Serving at 4-2, the Indian saved a break point with a service winner and he converted the third set point in game nine with another unreturned serve that sent the match into a decider. There, Ramanathan served at only 45% and his second serve let him down, getting broken in game two after a forehand cross court winner from Johnson.

This was all Steve needed to settle into the winning rhythm and he cemented his triumph with another break in game eight following a forehand winner that pushed him over the top and earned the trophy for him. * ATP 250 Umag: Marco Cecchinato (ITA) vs Guido Pella (ARG) 6-2 7-6(4) The 25-year-old Italian was ranked outside the Top 90 when he came to Budapest in April, winning the title as a lucky loser to change his fortune completely, reaching the semi-final at Roland Garros a month later and playing in his first ATP semi-final on grass in Eastbourne.

The season only got better for Marco in Umag, claiming his second title after a 6-2 7-6 win over Guido Pella in an hour and 38 minutes, becoming the second Italian champion here after Fabio Fognini who was the last man standing in 2016.

These two have played twice on the Challenger level before and this was their first meeting on the ATP Tour, with Pella seeking his maiden title after losing the previous two finals. He fought well, especially in the second set, but it wasn't enough to win at least a set, wasting a 4-2 lead in set number two to leave Umag with the second-place award.

Marco served at 78% and he fends off seven out of eight break points he faced to keep the pressure on the Argentinian who got broken three times from seven opportunities he gave to Cecchinato. Marco defended his second serve in a more efficient way and it was enough to cross the finish line in straight sets and add more fame to his already amazing season.

Cecchinato had to work hard in the opening game, saving two break points with winners before he scored a break in game four when Guido netted a backhand. Marco blasted an ace in game five to fends off a break point and the set was in his hands when he broke for the second time in game eight, wrapping up the first part of the match in 37 minutes.

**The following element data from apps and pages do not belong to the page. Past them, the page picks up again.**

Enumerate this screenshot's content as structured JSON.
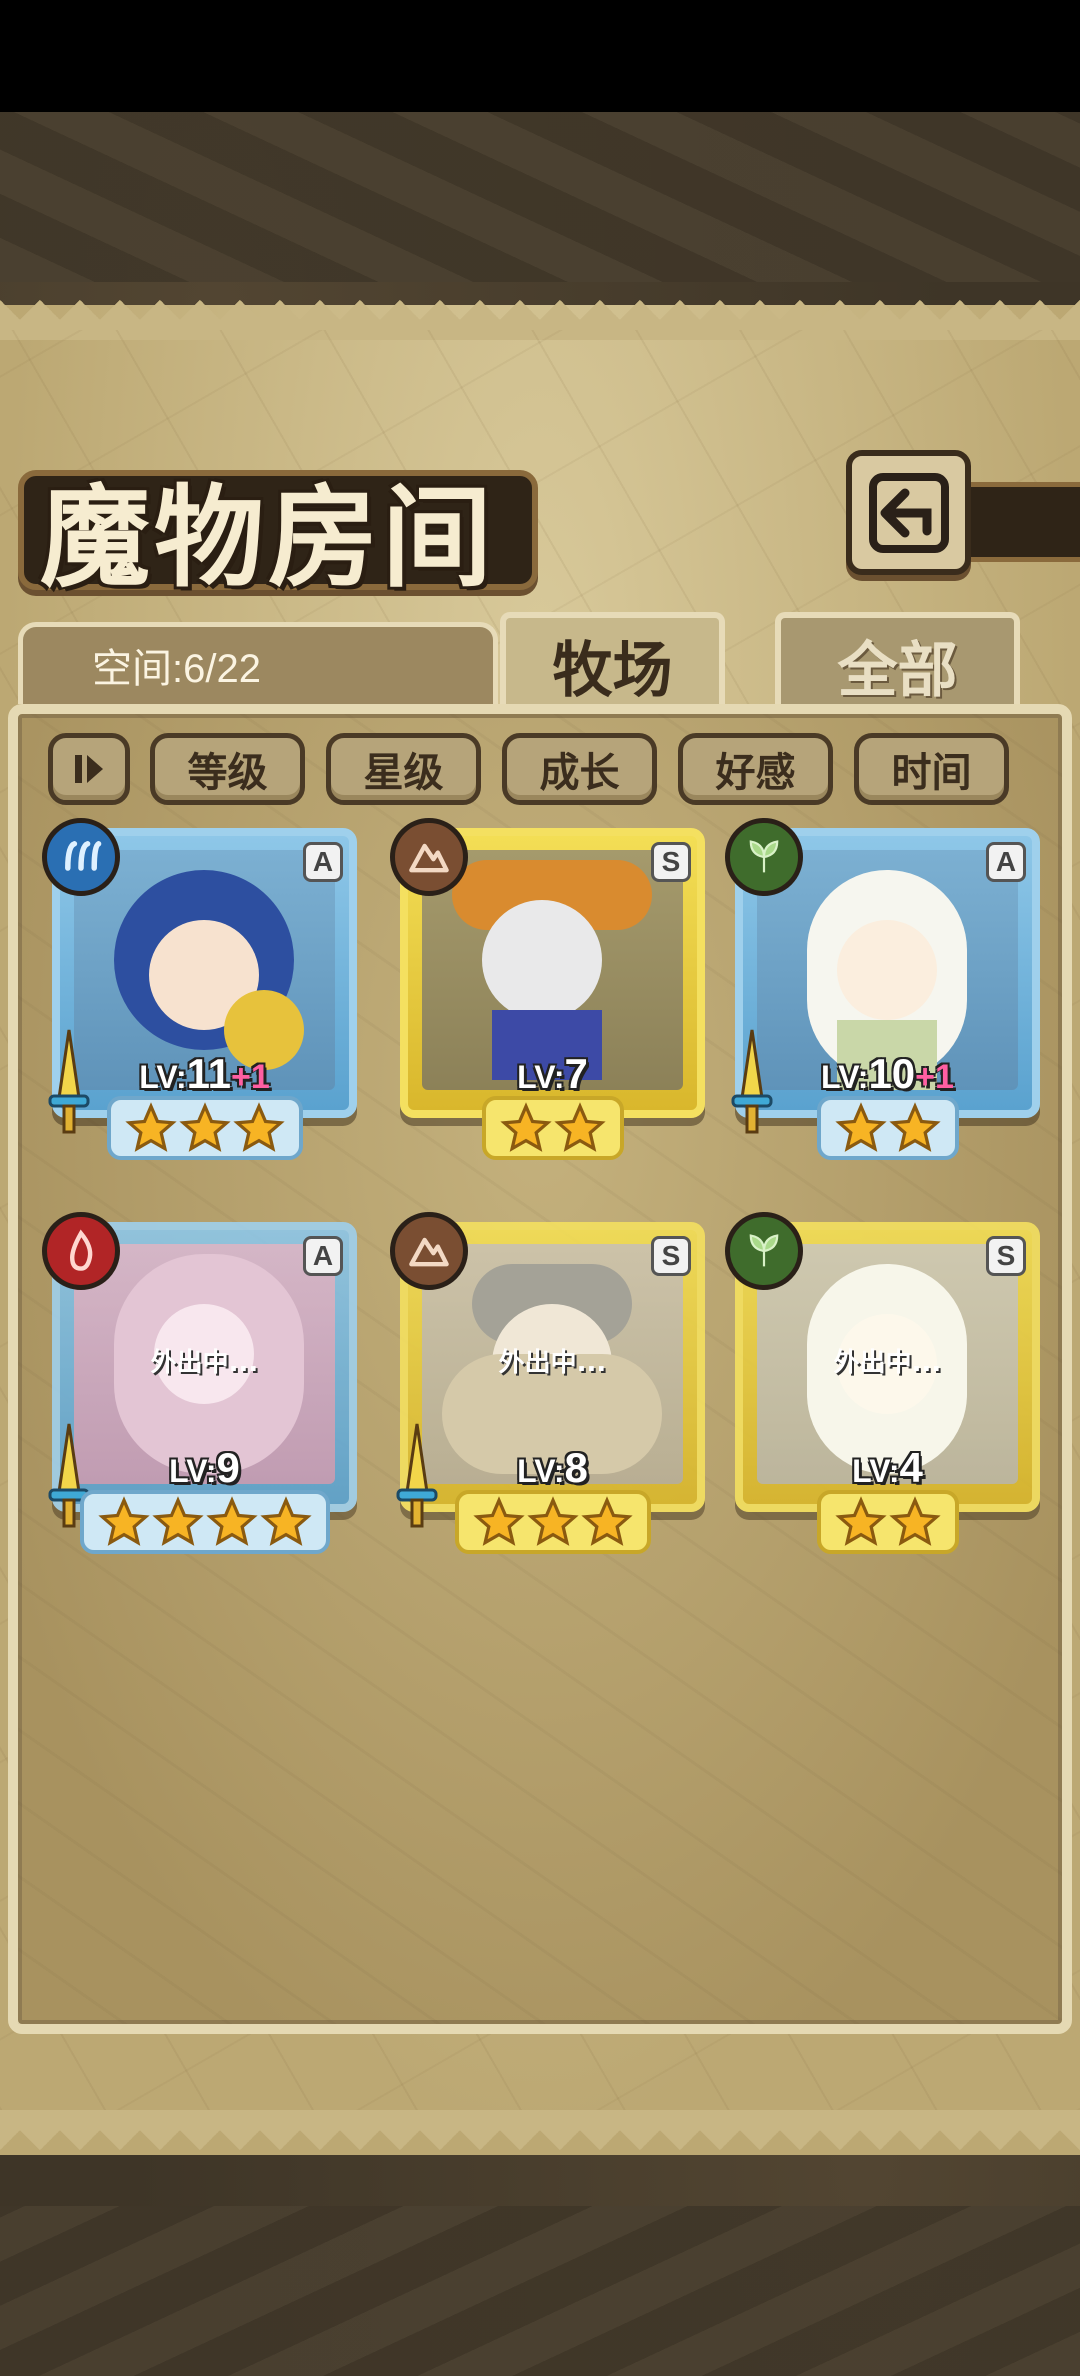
{
  "title": "魔物房间",
  "space": {
    "label": "空间:6/22"
  },
  "tabs": [
    {
      "label": "牧场",
      "active": true
    },
    {
      "label": "全部",
      "active": false
    }
  ],
  "filters": [
    {
      "label": "等级"
    },
    {
      "label": "星级"
    },
    {
      "label": "成长"
    },
    {
      "label": "好感"
    },
    {
      "label": "时间"
    }
  ],
  "away_label": "外出中...",
  "monsters": [
    {
      "level_prefix": "LV:",
      "level": "11",
      "bonus": "+1",
      "rarity": "A",
      "element": "water-icon",
      "stars": 3,
      "frame": "blue",
      "away": false,
      "equipped": true
    },
    {
      "level_prefix": "LV:",
      "level": "7",
      "bonus": "",
      "rarity": "S",
      "element": "earth-icon",
      "stars": 2,
      "frame": "gold",
      "away": false,
      "equipped": false
    },
    {
      "level_prefix": "LV:",
      "level": "10",
      "bonus": "+1",
      "rarity": "A",
      "element": "leaf-icon",
      "stars": 2,
      "frame": "blue",
      "away": false,
      "equipped": true
    },
    {
      "level_prefix": "LV:",
      "level": "9",
      "bonus": "",
      "rarity": "A",
      "element": "fire-icon",
      "stars": 4,
      "frame": "blue",
      "away": true,
      "equipped": true
    },
    {
      "level_prefix": "LV:",
      "level": "8",
      "bonus": "",
      "rarity": "S",
      "element": "earth-icon",
      "stars": 3,
      "frame": "gold",
      "away": true,
      "equipped": true
    },
    {
      "level_prefix": "LV:",
      "level": "4",
      "bonus": "",
      "rarity": "S",
      "element": "leaf-icon",
      "stars": 2,
      "frame": "gold",
      "away": true,
      "equipped": false
    }
  ],
  "colors": {
    "blue_frame": "#9fd0ec",
    "gold_frame": "#f4e060",
    "parchment": "#c8b684",
    "bonus": "#ff5fa2"
  }
}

Pella saved two break points at the start of the second set and this gave him the confidence to push even stronger in the following games, converting his fifth break point in game five when Cecchinato sent a forehand long for the first lead of the match.

Marco got it back in game eight after a bullet from his backhand and they both served well in the following games to set up a tie break where the Italian opened a 4-0 advantage. He converted the second match point at 6-4 to clinch the crown and complete a great day for the Italians after Fabio Fognini won the title in Bastad earlier that Sunday.